During an event in Abuja, Minister of State for Petroleum Resources, Heineken Lokpobiri, addressed queries regarding the status of the Port Harcourt refinery. He confirmed that while the mechanical completion of the refinery had been achieved, testing processes were still underway.
The announcement follows the Federal Government’s declaration on December 21, 2023, regarding the mechanical completion of rehabilitation works on Area-5 Plant of the Port Harcourt Refining Company in Rivers State. Initial projections suggested the facility would commence refining 60,000 barrels of crude oil after the holiday season, which did not materialize as planned.
Minister Lokpobiri clarified, “The mechanical aspect of the Port Harcourt refinery has been completed, and they are still test-running. These are substantial projects crucial to our economic survival, and I anticipate that product distribution will commence shortly.”
Lokpobiri drew parallels with the Dangote refinery, commissioned by the Buhari administration, highlighting the time required for operational readiness.
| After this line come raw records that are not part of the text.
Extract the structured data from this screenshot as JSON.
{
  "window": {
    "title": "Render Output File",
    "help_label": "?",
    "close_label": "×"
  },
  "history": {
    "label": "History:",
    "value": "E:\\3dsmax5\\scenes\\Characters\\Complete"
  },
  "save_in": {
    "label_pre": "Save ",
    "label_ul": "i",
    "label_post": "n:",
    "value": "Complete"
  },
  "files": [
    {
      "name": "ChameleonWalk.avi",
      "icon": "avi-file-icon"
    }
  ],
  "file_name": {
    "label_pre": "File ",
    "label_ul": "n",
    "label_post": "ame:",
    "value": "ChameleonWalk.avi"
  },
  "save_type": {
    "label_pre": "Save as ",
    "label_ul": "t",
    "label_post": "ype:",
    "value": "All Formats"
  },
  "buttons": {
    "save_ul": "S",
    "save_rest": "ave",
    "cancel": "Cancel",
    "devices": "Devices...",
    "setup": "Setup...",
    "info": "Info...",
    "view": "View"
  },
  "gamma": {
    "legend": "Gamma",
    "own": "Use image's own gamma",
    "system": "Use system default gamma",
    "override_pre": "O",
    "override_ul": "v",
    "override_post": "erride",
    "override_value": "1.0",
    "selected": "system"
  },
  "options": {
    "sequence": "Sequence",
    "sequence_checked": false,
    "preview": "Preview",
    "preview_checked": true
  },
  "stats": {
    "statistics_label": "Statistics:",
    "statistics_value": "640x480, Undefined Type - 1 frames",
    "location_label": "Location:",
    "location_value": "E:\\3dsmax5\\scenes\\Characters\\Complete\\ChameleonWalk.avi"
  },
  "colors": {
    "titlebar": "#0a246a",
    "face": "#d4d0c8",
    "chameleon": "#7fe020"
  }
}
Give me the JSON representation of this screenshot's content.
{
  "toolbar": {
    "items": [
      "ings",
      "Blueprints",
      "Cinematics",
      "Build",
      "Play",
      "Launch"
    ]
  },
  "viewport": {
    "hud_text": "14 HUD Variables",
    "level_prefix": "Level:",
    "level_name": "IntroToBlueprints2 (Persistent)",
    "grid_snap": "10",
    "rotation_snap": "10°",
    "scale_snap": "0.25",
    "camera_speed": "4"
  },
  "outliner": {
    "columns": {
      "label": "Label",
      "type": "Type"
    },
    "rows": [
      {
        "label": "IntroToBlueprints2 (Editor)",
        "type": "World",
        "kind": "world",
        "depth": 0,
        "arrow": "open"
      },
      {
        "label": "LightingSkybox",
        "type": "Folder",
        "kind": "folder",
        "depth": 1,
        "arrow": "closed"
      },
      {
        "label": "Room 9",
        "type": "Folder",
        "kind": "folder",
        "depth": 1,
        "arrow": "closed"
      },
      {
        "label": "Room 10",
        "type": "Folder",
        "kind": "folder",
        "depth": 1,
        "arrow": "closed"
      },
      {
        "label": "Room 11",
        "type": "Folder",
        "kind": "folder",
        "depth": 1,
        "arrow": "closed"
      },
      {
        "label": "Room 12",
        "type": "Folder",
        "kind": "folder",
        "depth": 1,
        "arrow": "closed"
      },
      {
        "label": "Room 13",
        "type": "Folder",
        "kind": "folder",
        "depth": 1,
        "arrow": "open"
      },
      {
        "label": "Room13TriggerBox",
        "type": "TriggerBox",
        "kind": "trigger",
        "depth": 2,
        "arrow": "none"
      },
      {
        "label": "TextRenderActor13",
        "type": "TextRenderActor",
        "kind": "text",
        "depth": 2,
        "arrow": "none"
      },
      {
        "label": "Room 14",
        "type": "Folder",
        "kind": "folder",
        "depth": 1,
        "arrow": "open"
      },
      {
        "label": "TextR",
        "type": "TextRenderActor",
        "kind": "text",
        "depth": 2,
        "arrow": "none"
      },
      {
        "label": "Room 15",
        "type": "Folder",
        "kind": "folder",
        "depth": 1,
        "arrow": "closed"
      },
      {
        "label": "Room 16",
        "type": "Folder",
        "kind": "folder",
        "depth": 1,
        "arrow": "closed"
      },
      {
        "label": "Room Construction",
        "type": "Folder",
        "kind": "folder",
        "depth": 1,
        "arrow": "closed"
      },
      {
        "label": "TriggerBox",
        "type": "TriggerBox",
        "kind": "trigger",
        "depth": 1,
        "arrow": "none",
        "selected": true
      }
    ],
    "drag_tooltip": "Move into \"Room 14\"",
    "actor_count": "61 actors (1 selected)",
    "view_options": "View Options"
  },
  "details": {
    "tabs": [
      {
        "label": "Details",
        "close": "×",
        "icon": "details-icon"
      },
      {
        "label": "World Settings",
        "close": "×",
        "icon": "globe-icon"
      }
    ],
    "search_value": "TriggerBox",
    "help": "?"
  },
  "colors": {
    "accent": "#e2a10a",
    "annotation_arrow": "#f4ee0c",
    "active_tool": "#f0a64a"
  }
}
He expressed optimism that the Port Harcourt refinery, alongside the Warri refinery, would soon contribute to Nigeria’s refining capacity.
He emphasized, “With ongoing initiatives like modular refineries, offering capacities from 5,000 to 30,000 barrels, we envision addressing Nigeria’s energy demands and becoming a key supplier of refined products to West Africa.”
As the nation navigates currency fluctuations and strives to bolster its refining capabilities, the government’s commitment to energy sufficiency remains central amidst broader economic considerations.